rom Dragon Magazine #418:
You’ve spent hours on the perfect dungeon, your monsters are all particularly devious and cleverly placed, and your adventure plot is practically Shakespearean in its genius. You’ve thought of everything. Your players are eager to see what you’ve come up with.
The first order of the session is to have the characters meet, and nowhere in the D&D cosmos do chance meetings that lead to adventures occur more often than at the inn. Everything goes well, the characters have agreed to the task at hand, and then a player asks, “What’s good to eat here?”
A seemingly inconsequential detail causes the game to crash to a halt. Never mind your perfectly awesome plot and masterfully crafted monster stat blocks—you didn’t go to the trouble of coming up with any details about the place where the characters met to begin their adventure.
Can’t think of the inn’s name off the top of your head? How about the name of the barkeep, the menu, or the prices? Who’s currently present? What conversations can be overheard? What’s the general mood, and why?
John Hasznosi created the Inns in an Instant tables to provide quick answers to such questions, allowing the DM to focus on more important things, such as how to introduce the next plot hook or run the upcoming encounter. As a holiday bonus, we've gone ahead and incorporated these tables into a new Inn Generator.
Simple click "Roll" to generate a random inn. You can also determine the parameters in the dropdown settings, as well as lock the specific results you like.

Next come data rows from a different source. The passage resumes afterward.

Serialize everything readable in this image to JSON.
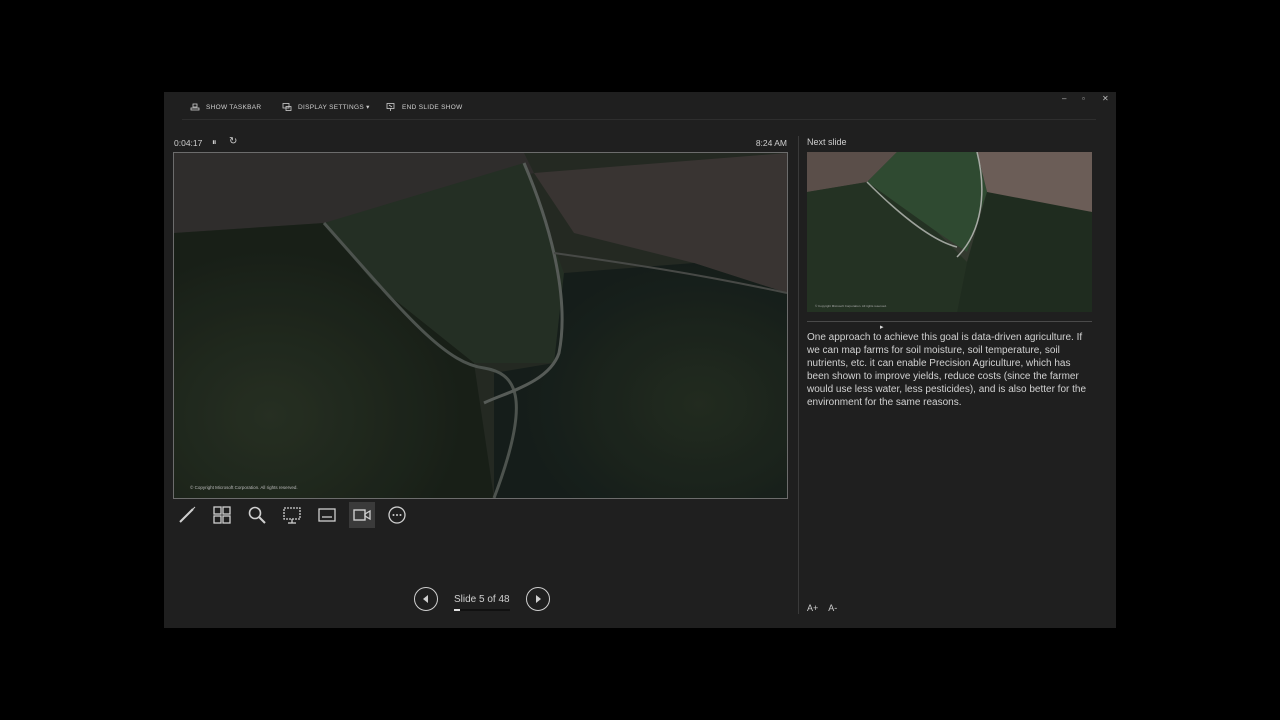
{
  "toolbar": {
    "show_taskbar": "SHOW TASKBAR",
    "display_settings": "DISPLAY SETTINGS ▾",
    "end_slide_show": "END SLIDE SHOW"
  },
  "window_controls": {
    "minimize": "–",
    "restore": "▫",
    "close": "✕"
  },
  "timer": {
    "elapsed": "0:04:17",
    "pause_glyph": "⏸",
    "reset_glyph": "↻"
  },
  "clock": "8:24 AM",
  "current_slide": {
    "copyright": "© Copyright Microsoft Corporation. All rights reserved."
  },
  "tools": [
    {
      "name": "pen-tool-icon"
    },
    {
      "name": "see-all-slides-icon"
    },
    {
      "name": "zoom-icon"
    },
    {
      "name": "black-screen-icon"
    },
    {
      "name": "subtitles-icon"
    },
    {
      "name": "camera-icon"
    },
    {
      "name": "more-options-icon"
    }
  ],
  "navigation": {
    "slide_label": "Slide 5 of 48",
    "current": 5,
    "total": 48,
    "progress_fraction": 0.104
  },
  "next_slide": {
    "label": "Next slide",
    "copyright": "© Copyright Microsoft Corporation. All rights reserved."
  },
  "notes": "One approach to achieve this goal is data-driven agriculture. If we can map farms for soil moisture, soil temperature, soil nutrients, etc. it can enable Precision Agriculture, which has been shown to improve yields, reduce costs (since the farmer would use less water, less pesticides), and is also better for the environment for the same reasons.",
  "font_controls": {
    "increase": "A+",
    "decrease": "A-"
  },
  "colors": {
    "background": "#1f1f1f",
    "outer": "#000000",
    "text": "#cfcfcf"
  }
}
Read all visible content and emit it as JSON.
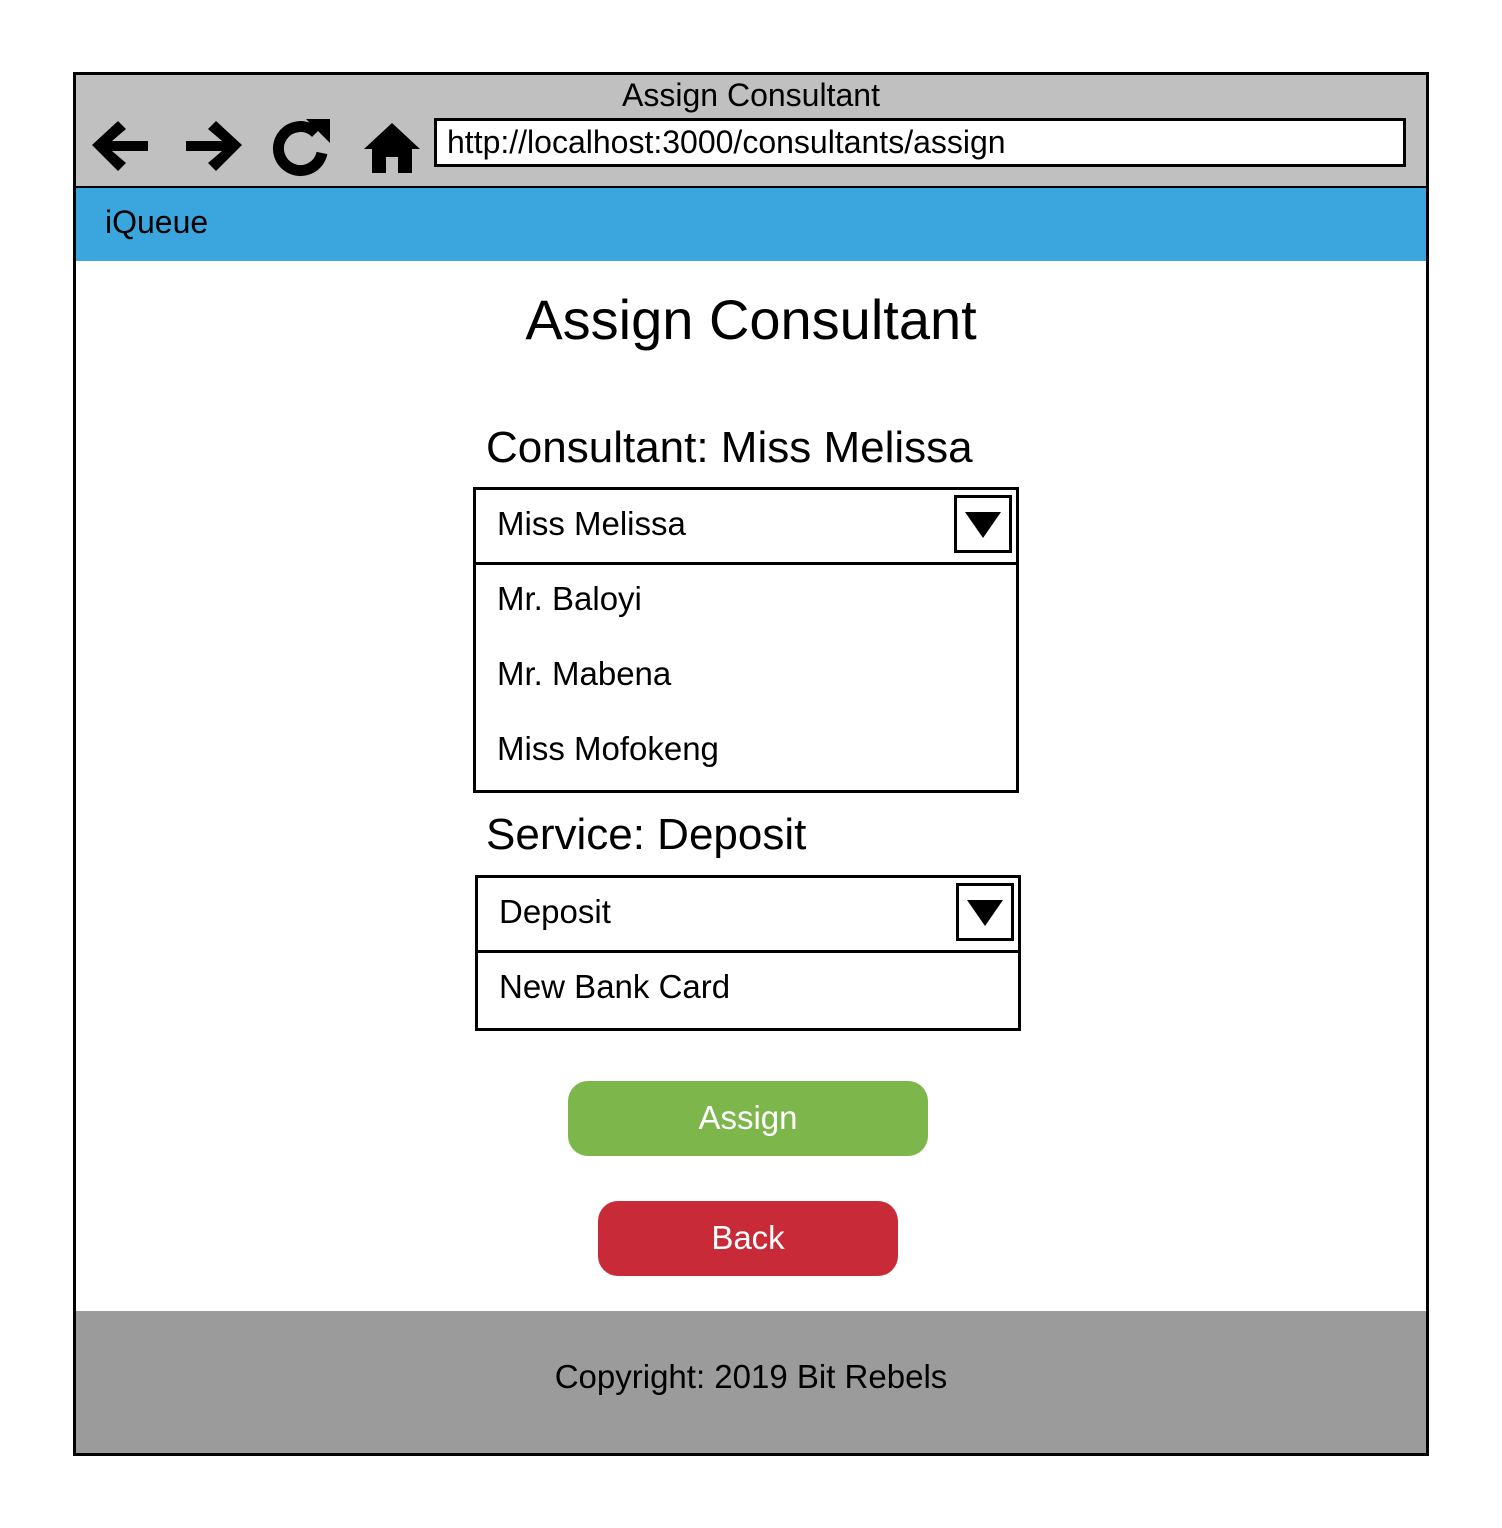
{
  "window": {
    "title": "Assign Consultant",
    "url": "http://localhost:3000/consultants/assign",
    "nav_icons": [
      "back-arrow-icon",
      "forward-arrow-icon",
      "reload-icon",
      "home-icon"
    ]
  },
  "app_bar": {
    "brand": "iQueue",
    "color": "#3ba5dd"
  },
  "page": {
    "title": "Assign Consultant"
  },
  "consultant": {
    "label": "Consultant: Miss Melissa",
    "selected": "Miss Melissa",
    "options": [
      "Mr. Baloyi",
      "Mr. Mabena",
      "Miss Mofokeng"
    ]
  },
  "service": {
    "label": "Service: Deposit",
    "selected": "Deposit",
    "options": [
      "New Bank Card"
    ]
  },
  "buttons": {
    "assign_label": "Assign",
    "assign_color": "#7db64a",
    "back_label": "Back",
    "back_color": "#c92a37"
  },
  "footer": {
    "text": "Copyright: 2019 Bit Rebels"
  }
}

And there you have it—countless inns in an instant! Whether it's The Nervous Warlock or The Somber Rabbit Tap House, we hope to see you there!